China has now raised interest rates twice in just over a month, a clear indication that it is not taking the inflation threat lightly. There are also indications that it will allow the yuan to appreciate to reduce import prices of various commodities such as oil.
Most Asian economies are well behind the curve as far as monetary policy tightening goes—and India is no exception, though domestic policy interest rates have been hiked seven times since early 2010. Inflation has now moved beyond food to manufactured goods.
The big question right now is what damage the rise in inflation and interest rate will have to economic growth. Prime Minister Manmohan Singh has already indicated last week that high inflation is a threat to growth.
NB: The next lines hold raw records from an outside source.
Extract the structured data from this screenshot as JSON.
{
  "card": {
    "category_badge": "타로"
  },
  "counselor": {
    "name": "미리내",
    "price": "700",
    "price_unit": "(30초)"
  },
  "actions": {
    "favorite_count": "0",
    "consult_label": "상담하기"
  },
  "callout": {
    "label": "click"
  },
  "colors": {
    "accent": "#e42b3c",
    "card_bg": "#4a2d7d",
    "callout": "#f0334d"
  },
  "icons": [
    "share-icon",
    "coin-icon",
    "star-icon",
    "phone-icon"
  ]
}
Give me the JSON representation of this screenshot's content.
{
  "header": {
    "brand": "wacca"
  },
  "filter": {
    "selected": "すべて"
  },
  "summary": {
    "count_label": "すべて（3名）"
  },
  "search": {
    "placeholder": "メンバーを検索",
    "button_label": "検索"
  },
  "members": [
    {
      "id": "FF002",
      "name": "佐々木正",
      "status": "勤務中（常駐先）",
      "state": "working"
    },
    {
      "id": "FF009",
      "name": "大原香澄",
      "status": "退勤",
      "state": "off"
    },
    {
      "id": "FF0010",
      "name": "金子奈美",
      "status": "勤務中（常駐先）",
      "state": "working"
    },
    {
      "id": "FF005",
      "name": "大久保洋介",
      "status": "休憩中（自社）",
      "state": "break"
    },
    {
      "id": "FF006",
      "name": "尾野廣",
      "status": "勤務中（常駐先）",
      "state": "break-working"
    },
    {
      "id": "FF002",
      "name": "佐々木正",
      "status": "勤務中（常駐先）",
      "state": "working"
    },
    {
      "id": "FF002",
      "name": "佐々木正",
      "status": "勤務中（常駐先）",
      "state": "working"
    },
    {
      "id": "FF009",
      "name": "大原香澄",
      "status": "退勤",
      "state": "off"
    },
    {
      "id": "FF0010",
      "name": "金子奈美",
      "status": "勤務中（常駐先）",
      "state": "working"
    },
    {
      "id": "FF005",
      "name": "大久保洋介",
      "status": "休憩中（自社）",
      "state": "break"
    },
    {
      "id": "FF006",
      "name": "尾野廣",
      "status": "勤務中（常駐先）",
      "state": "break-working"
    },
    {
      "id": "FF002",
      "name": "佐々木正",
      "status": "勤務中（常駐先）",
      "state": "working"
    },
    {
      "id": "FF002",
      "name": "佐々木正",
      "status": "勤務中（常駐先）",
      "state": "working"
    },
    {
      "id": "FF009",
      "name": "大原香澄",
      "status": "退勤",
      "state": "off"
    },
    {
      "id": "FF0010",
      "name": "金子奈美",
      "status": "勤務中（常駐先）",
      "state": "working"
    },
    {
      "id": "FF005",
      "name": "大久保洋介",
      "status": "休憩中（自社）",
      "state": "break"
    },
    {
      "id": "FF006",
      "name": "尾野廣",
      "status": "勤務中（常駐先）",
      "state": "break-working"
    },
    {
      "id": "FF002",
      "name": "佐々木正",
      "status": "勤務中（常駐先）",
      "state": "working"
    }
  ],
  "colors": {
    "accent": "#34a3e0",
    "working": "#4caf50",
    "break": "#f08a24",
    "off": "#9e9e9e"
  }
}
Steering between the competing demands of keeping prices under control and keeping growth on track will test the ability of policymakers in Mumbai and New Delhi.